[15] For a list of these up to 2012, see Ann-Sophie Hemmingsen (2012), Anti-democratic and violence-promoting environments in Denmark that subscribe to Islamist ideologies. What do we know? DIIS Report, 2012:14.

[16] Ann-Sophie Hemmingsen (2012), Anti-democratic and violence-promoting environments in Denmark that subscribe to Islamist ideologies. What do we know? DIIS Report, 2012:14.

[17] Including the Glostrup-case from 2005 and the Glasvej-case from 2007. Tariq was arrested in connection with the Glostrup-case; however, he was never charged.

[18] Politiken, June 7, 2016, 24-årig erkender i retten: Var i Syrien med Islamisk Stat (24 year old admits in court: Was in Syria with Islamic State), by Johan Varning Bendtsen. URL: ; accessed November 7, 2016.

[19] Berlingske, October 2, 2013, Fængslede muslimer skal have brev fra ekstreme islamister (Imprisoned Muslims to receive a letter from extreme Islamists); URL: ; accessed November 14 2016; Author’s notes from fieldwork carried out with Dr. Manni Crone, Copenhagen, January 24, 2009.

[20]Morten Skjoldager (2016), Syv år for PET–Jakob Scharfs tid (Seven Years in Service of the Danish Security and Intelligence Service – Jacob Scharf’s days), People’s Press.

[21] In July 2013, the news media Ekstra Bladet arranged a debate between Adnan Avdic and MP Inger Støjberg, who in 2015 became Minister for Immigration, Integration and Housing. URL: ; accessed November 9 2016.

[22] Representatives of the group occasionally also presented themselves as representatives of ahl us-sunnah wal-jammah, sharia4dk, 1ummah4dk, and 1ummahfordk.

[23] This was not unique to Denmark. For parallels in other European countries, see e.g. Petter Nesser, 2016, Islamist Terrorism in Europe: A History. London: Hurst Publishers; also: Lorenzo Vidino (2015), “Sharia4: From Confrontational Activism to Militancy.” Perspectives on Terrorism vol. 9, no. 2.

[24] Author’s notes from conversation, London, November 14, 2013.

[25] Similarly to Shiraz Tariq’s, Abu Ahmad’s name has appeared in relation to several Danish terrorism cases.

[26] Published at the now closed website and previously mentioned in Ann-Sophie Hemmingsen (2012), Anti-democratic and violence-promoting environments in Denmark that subscribe to Islamist ideologies. What do we know? DIIS Report, 2012:14, p. 25.

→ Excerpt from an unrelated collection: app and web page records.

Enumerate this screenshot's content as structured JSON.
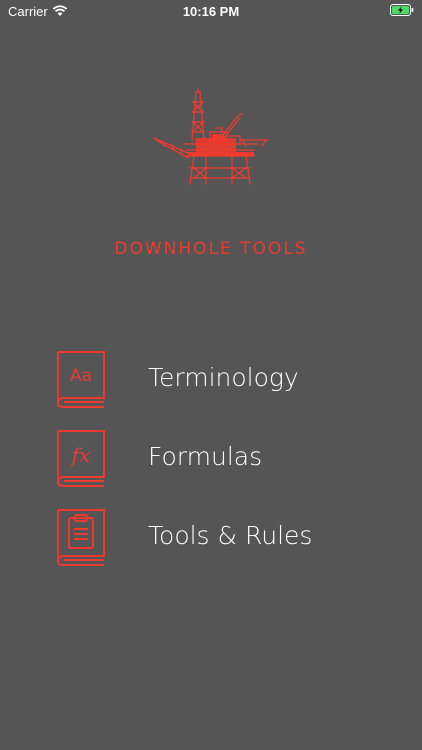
{
  "status": {
    "carrier": "Carrier",
    "time": "10:16 PM"
  },
  "app": {
    "title": "DOWNHOLE TOOLS"
  },
  "colors": {
    "background": "#555555",
    "accent": "#ee3a2e",
    "text": "#ffffff"
  },
  "menu": [
    {
      "label": "Terminology",
      "icon": "dictionary-book-icon",
      "glyph": "Aa"
    },
    {
      "label": "Formulas",
      "icon": "formula-book-icon",
      "glyph": "fx"
    },
    {
      "label": "Tools & Rules",
      "icon": "clipboard-book-icon",
      "glyph": ""
    }
  ]
}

[27]An extended version of the eschatological narrative was documented in June 2009 and the part of it revolving around Khorasan can be found in Ann-Sophie Hemmingsen (2010), The attractions of Jihadism. An identity approach to three Danish terrorism cases and the gallery of characters around them (Unpublished doctoral dissertation). University of Copenhagen, Denmark. In this thesis, more details about the role of dreams, magic and supernatural powers can be found. The continuation taking place in as-Sham is only mentioned in Ann-Sophie Hemmingsen, 2015, Viewing jihadism as a counterculture: potential and limitations, Behavioral Sciences of Terrorism and Political Aggression, 7:1, pp. 3-17.

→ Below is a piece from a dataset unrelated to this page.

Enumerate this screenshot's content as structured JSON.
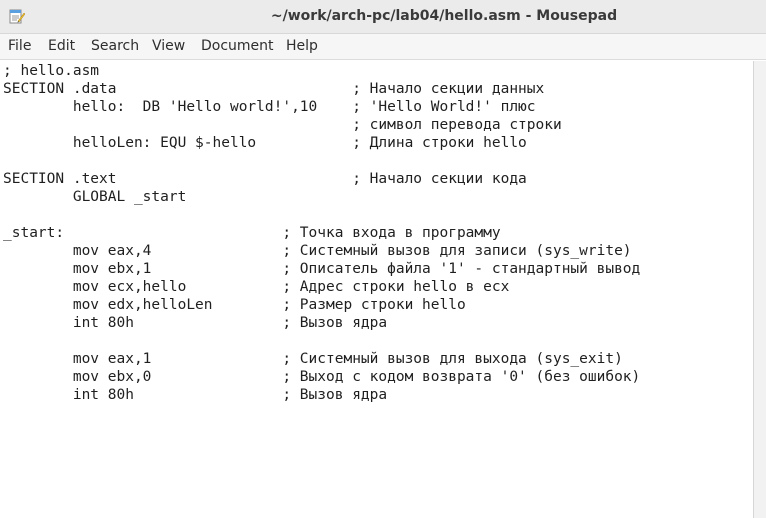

[28] Ann-Sophie Hemmingsen (2014), Jeg en stat mig bygge vil. Når vesterlændinge drager til konfliktområder for at grundlægge Utopia (I will build myself a state. When Westerners migrate to conflict areas to establish Utopia), in Lars Erslev Andersen (Ed.) Terrorisme og trusselsvurderinger (Terrorism and Threat Assessments), Copenhagen: Danish Institute for International Studies, pp. 44-45.

Creative Commons License
This work is licensed under a Creative Commons Attribution 3.0 License.

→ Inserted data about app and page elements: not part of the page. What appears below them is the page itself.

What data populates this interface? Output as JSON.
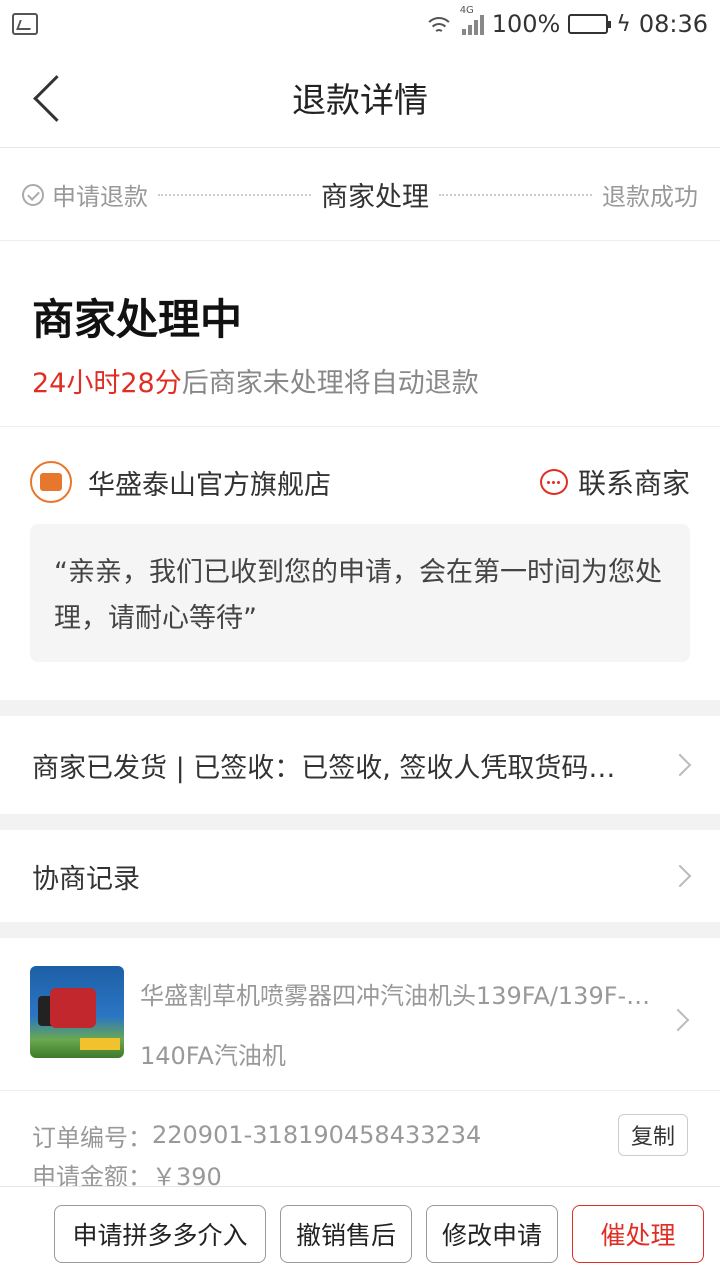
{
  "statusbar": {
    "network": "4G",
    "battery": "100%",
    "battery_level": 1.0,
    "time": "08:36"
  },
  "navbar": {
    "title": "退款详情"
  },
  "steps": {
    "step1": "申请退款",
    "step2": "商家处理",
    "step3": "退款成功"
  },
  "status": {
    "title": "商家处理中",
    "countdown": "24小时28分",
    "countdown_suffix": "后商家未处理将自动退款"
  },
  "store": {
    "name": "华盛泰山官方旗舰店",
    "contact_label": "联系商家",
    "message": "“亲亲，我们已收到您的申请，会在第一时间为您处理，请耐心等待”"
  },
  "logistics": {
    "text": "商家已发货 | 已签收：已签收, 签收人凭取货码…"
  },
  "negotiation": {
    "label": "协商记录"
  },
  "product": {
    "title_line1": "华盛割草机喷雾器四冲汽油机头139FA/139F-…",
    "title_line2": "140FA汽油机"
  },
  "order": {
    "number_label": "订单编号：",
    "number": "220901-318190458433234",
    "copy_label": "复制",
    "amount_label": "申请金额：",
    "amount": "￥390"
  },
  "actions": {
    "intervene": "申请拼多多介入",
    "cancel": "撤销售后",
    "modify": "修改申请",
    "urge": "催处理"
  },
  "colors": {
    "accent_red": "#e02e24"
  }
}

Perspectives on Terrorism is  a journal of the Terrorism Research Initiative and the Center for Terrorism and Security Studies

ISSN  2334-3745 (Online)

Disclaimer, Terms and Conditions